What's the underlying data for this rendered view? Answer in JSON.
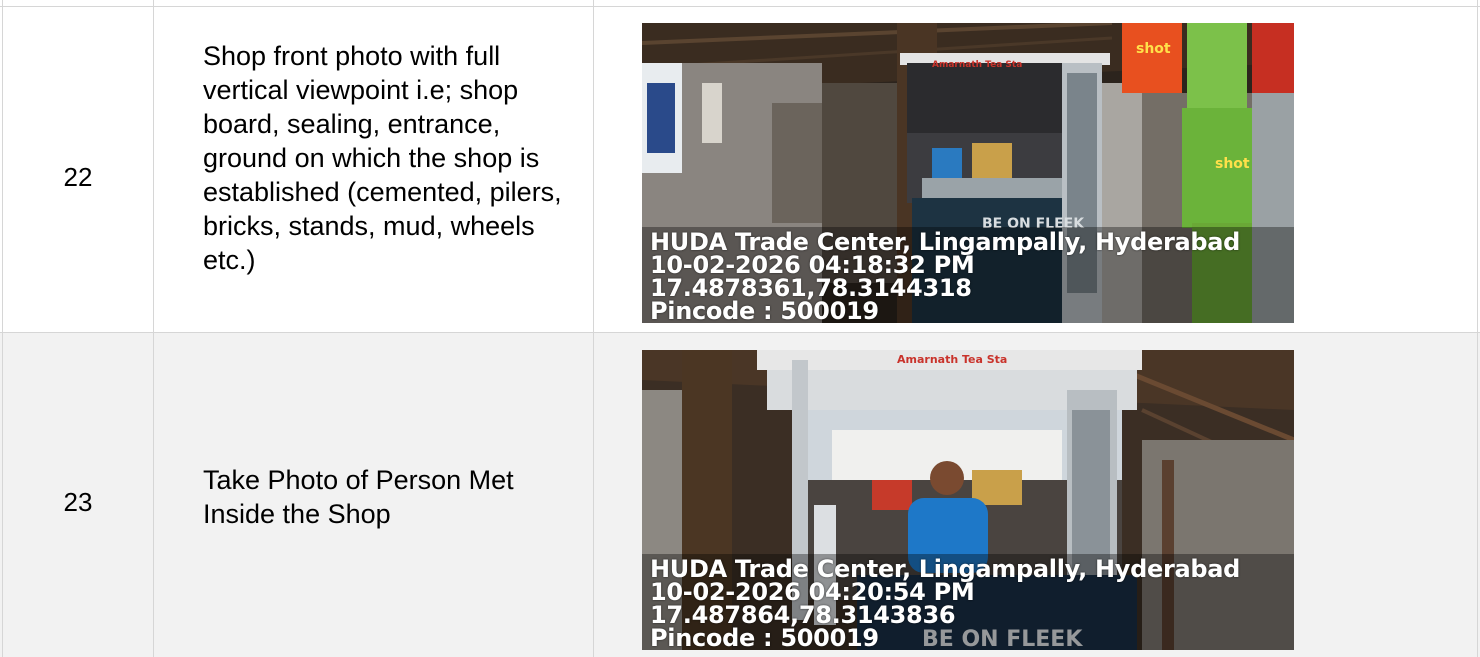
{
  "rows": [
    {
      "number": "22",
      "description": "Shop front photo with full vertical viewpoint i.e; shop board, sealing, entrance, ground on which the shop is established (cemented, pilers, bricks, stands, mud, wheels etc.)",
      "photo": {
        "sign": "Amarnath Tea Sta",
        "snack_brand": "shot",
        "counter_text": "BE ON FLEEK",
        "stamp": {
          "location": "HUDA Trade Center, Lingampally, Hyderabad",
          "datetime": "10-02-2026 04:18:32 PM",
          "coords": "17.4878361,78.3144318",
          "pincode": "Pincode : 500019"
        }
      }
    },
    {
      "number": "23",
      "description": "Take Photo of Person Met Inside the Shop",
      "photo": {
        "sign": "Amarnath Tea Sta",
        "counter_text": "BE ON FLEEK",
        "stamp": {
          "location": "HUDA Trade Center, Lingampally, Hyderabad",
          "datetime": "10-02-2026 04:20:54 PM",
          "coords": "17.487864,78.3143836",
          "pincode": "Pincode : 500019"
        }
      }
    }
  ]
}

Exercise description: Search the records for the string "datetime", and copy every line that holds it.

Completed exercise:
          "datetime": "10-02-2026 04:18:32 PM",
          "datetime": "10-02-2026 04:20:54 PM",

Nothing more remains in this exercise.